This Blog Essay site devotes every February to a series of integrated but short essays on a single theme. The Ruminations Series in 2009 produced a month long series of aphoristic (ἀφορισμός) essays, meant to provoke thought rather than explain it. The hope was that, built up on each other, the series would provide a matrix of thoughts that together might lead the reader in new directions.
For 2010, this site introduces a new series--Business and Human Rights. The series takes as its starting point the issues and questions raised by John Ruggie, the United Nations Special Representative of the Secretary-General (SRSG) on business and human rights, in a global online forumThe U.N. "Protect, Respect, Remedy" framework is made up of three pillars: the State duty to protect against human rights abuses by third parties, including business; the corporate responsibility to respect human rights, which means to avoid infringing on the rights of others; and greater access by victims to effective remedy, judicial and non-judicial. The forum is currently focused on the corporate responsibility to respect human rights, the second pillar of the framework. The forum is divided into sections, each of which contains multiple topics with space for discussion and comment.New Online Forum for U.N. Business and Human Rights Mandate, United Nations Press Release, New York and Geneva, Dec. 1, 2009. Each of the Essays will consider one of the topics raised in the online consultation. My hope is to help generate discussion and to encourage further discussion of the issues within the framework fo the consultation framework.
Part XVIII: Human Rights Due Diligence--Issues: Supply Chains.
Supply Chain Operations Reference-model (SCOR) is a process reference model that has been developed and endorsed by the Supply Chain Council as the cross-industry standard diagnostic tool for supply chain management. SCOR enables users to address, improve and communicate supply chain management practices within and between all interested parties. SCOR is a management tool. It is a process reference model for supply chain management, spanning from the supplier's supplier to the customer's customer.

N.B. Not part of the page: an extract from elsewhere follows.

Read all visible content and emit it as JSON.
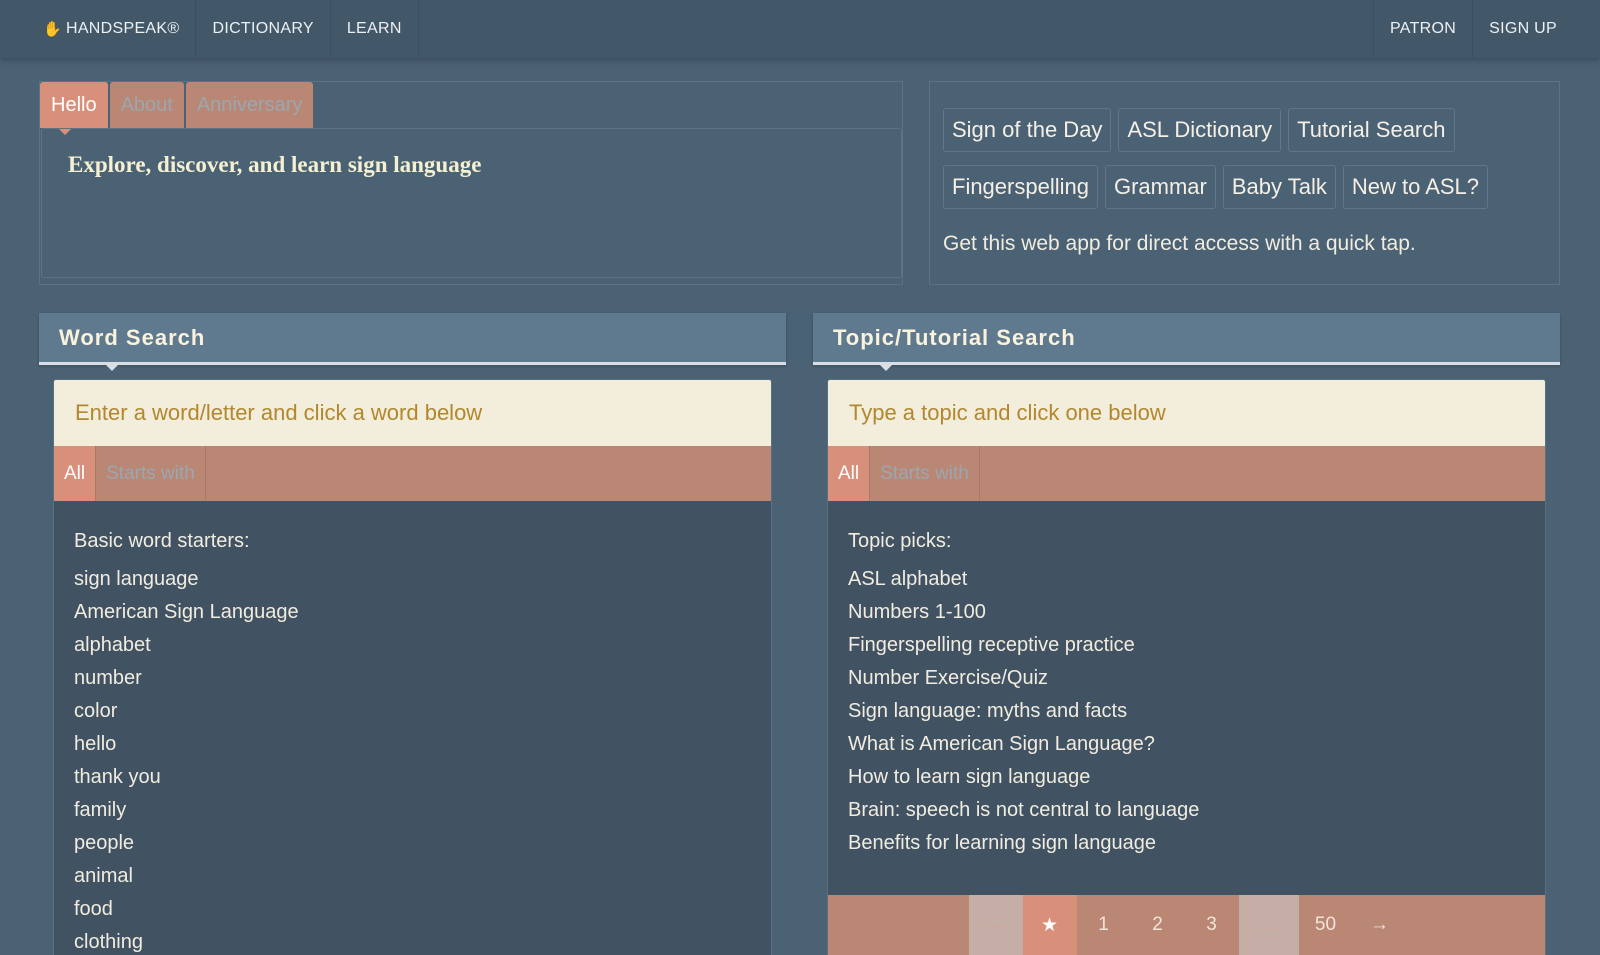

Despite the fact that suppliers are also companies, and therefore bound by the same responsibility to respect human rights as their buyers, companies face supply chain challenges around the world. The scope of a company's responsibility to respect human rights includes its relationships; therefore, part of human rights due diligence is examining, preventing, and mitigating potential infringements on human rights through suppliers and partners.